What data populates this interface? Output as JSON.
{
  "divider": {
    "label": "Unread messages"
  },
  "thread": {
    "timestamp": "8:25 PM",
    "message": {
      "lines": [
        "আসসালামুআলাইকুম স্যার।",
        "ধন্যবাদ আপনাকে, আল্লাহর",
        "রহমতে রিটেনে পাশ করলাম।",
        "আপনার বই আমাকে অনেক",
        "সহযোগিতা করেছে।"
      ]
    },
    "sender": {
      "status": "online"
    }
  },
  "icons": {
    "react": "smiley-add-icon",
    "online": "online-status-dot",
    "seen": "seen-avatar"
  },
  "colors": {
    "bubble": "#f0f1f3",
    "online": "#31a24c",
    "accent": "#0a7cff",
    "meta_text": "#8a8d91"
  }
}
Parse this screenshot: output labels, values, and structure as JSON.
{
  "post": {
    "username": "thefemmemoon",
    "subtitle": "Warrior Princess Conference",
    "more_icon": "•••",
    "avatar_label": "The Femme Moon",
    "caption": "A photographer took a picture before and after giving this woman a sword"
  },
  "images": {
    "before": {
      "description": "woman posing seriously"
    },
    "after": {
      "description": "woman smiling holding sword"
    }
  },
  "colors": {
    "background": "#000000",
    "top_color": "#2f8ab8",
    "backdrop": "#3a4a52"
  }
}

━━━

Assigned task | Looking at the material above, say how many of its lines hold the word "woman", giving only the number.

Output | 3